▼▼▼

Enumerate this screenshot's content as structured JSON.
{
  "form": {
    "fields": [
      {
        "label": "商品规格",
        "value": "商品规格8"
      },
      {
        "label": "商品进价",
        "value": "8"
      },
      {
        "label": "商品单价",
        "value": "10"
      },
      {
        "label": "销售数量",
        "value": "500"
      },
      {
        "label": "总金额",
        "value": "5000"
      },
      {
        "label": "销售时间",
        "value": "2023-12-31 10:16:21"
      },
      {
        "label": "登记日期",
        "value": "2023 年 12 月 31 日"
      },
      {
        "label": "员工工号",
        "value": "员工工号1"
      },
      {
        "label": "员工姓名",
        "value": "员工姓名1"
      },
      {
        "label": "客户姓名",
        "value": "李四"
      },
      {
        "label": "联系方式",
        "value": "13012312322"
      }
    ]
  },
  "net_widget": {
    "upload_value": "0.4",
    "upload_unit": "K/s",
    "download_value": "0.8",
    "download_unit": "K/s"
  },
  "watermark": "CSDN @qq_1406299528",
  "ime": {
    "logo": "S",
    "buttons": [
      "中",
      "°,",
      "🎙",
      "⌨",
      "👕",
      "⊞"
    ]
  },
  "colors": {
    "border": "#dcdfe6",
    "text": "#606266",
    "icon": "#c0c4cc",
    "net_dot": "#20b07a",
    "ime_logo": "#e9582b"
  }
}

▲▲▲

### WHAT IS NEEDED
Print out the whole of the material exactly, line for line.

### TASK RESPONSE
Enumerate this screenshot's content as structured JSON.
{
  "form": {
    "fields": [
      {
        "label": "商品规格",
        "value": "商品规格8"
      },
      {
        "label": "商品进价",
        "value": "8"
      },
      {
        "label": "商品单价",
        "value": "10"
      },
      {
        "label": "销售数量",
        "value": "500"
      },
      {
        "label": "总金额",
        "value": "5000"
      },
      {
        "label": "销售时间",
        "value": "2023-12-31 10:16:21"
      },
      {
        "label": "登记日期",
        "value": "2023 年 12 月 31 日"
      },
      {
        "label": "员工工号",
        "value": "员工工号1"
      },
      {
        "label": "员工姓名",
        "value": "员工姓名1"
      },
      {
        "label": "客户姓名",
        "value": "李四"
      },
      {
        "label": "联系方式",
        "value": "13012312322"
      }
    ]
  },
  "net_widget": {
    "upload_value": "0.4",
    "upload_unit": "K/s",
    "download_value": "0.8",
    "download_unit": "K/s"
  },
  "watermark": "CSDN @qq_1406299528",
  "ime": {
    "logo": "S",
    "buttons": [
      "中",
      "°,",
      "🎙",
      "⌨",
      "👕",
      "⊞"
    ]
  },
  "colors": {
    "border": "#dcdfe6",
    "text": "#606266",
    "icon": "#c0c4cc",
    "net_dot": "#20b07a",
    "ime_logo": "#e9582b"
  }
}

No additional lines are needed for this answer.